(Component data from apps and pages)
Content starts

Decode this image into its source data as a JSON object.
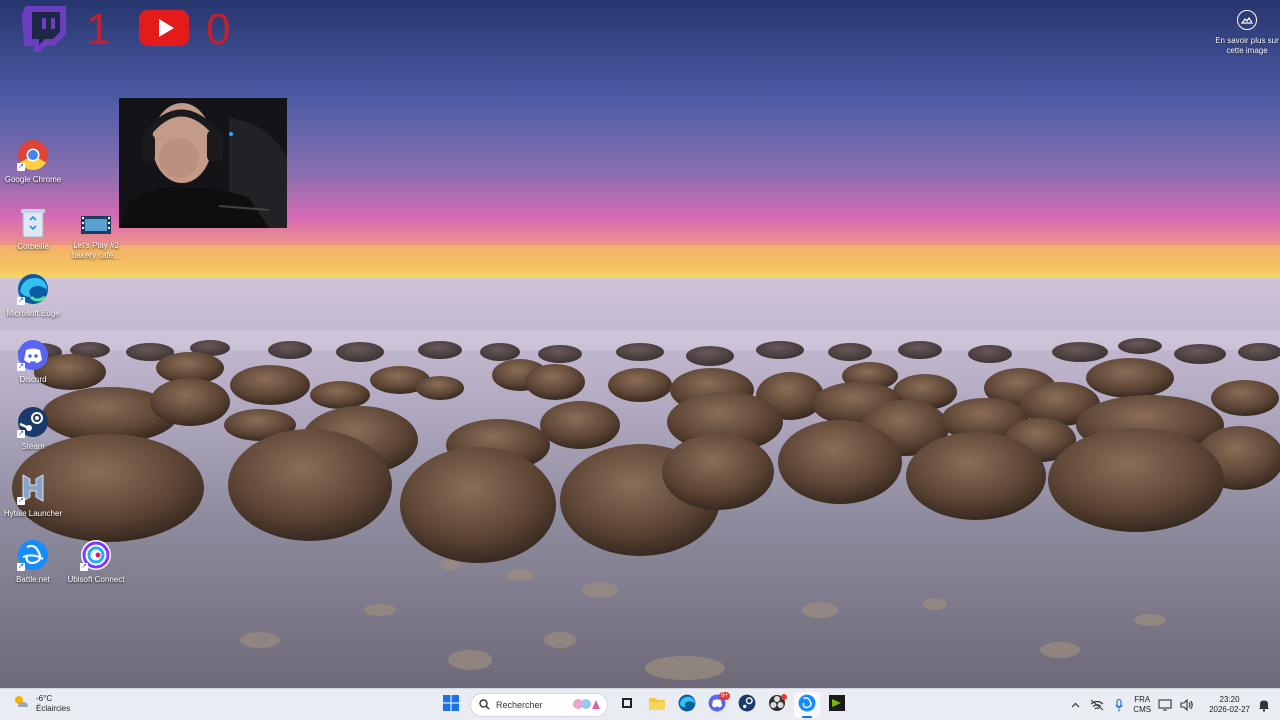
{
  "overlay": {
    "twitch_icon": "twitch-icon",
    "twitch_count": "1",
    "youtube_icon": "youtube-icon",
    "youtube_count": "0",
    "learn_more": "En savoir plus sur cette image",
    "accent_red": "#c8202a"
  },
  "desktop_icons": [
    {
      "label": "Google Chrome",
      "icon": "chrome-icon"
    },
    {
      "label": "Corbeille",
      "icon": "recycle-bin-icon"
    },
    {
      "label": "Let's Play #2 bakery cafe...",
      "icon": "video-file-icon"
    },
    {
      "label": "Microsoft Edge",
      "icon": "edge-icon"
    },
    {
      "label": "Discord",
      "icon": "discord-icon"
    },
    {
      "label": "Steam",
      "icon": "steam-icon"
    },
    {
      "label": "Hytale Launcher",
      "icon": "hytale-icon"
    },
    {
      "label": "Battle.net",
      "icon": "battlenet-icon"
    },
    {
      "label": "Ubisoft Connect",
      "icon": "ubisoft-icon"
    }
  ],
  "taskbar": {
    "weather_temp": "-6°C",
    "weather_desc": "Éclaircies",
    "search_placeholder": "Rechercher",
    "apps": [
      "start-icon",
      "task-view-icon",
      "file-explorer-icon",
      "edge-icon",
      "discord-icon",
      "steam-icon",
      "obs-icon",
      "battlenet-icon",
      "nvidia-icon"
    ],
    "discord_badge": "9+",
    "lang_top": "FRA",
    "lang_bottom": "CMS",
    "time": "23:20",
    "date": "2026-02-27"
  }
}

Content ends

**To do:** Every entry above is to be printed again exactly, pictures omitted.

**Written solution:**
Decode this image into its source data as a JSON object.
{
  "overlay": {
    "twitch_icon": "twitch-icon",
    "twitch_count": "1",
    "youtube_icon": "youtube-icon",
    "youtube_count": "0",
    "learn_more": "En savoir plus sur cette image",
    "accent_red": "#c8202a"
  },
  "desktop_icons": [
    {
      "label": "Google Chrome",
      "icon": "chrome-icon"
    },
    {
      "label": "Corbeille",
      "icon": "recycle-bin-icon"
    },
    {
      "label": "Let's Play #2 bakery cafe...",
      "icon": "video-file-icon"
    },
    {
      "label": "Microsoft Edge",
      "icon": "edge-icon"
    },
    {
      "label": "Discord",
      "icon": "discord-icon"
    },
    {
      "label": "Steam",
      "icon": "steam-icon"
    },
    {
      "label": "Hytale Launcher",
      "icon": "hytale-icon"
    },
    {
      "label": "Battle.net",
      "icon": "battlenet-icon"
    },
    {
      "label": "Ubisoft Connect",
      "icon": "ubisoft-icon"
    }
  ],
  "taskbar": {
    "weather_temp": "-6°C",
    "weather_desc": "Éclaircies",
    "search_placeholder": "Rechercher",
    "apps": [
      "start-icon",
      "task-view-icon",
      "file-explorer-icon",
      "edge-icon",
      "discord-icon",
      "steam-icon",
      "obs-icon",
      "battlenet-icon",
      "nvidia-icon"
    ],
    "discord_badge": "9+",
    "lang_top": "FRA",
    "lang_bottom": "CMS",
    "time": "23:20",
    "date": "2026-02-27"
  }
}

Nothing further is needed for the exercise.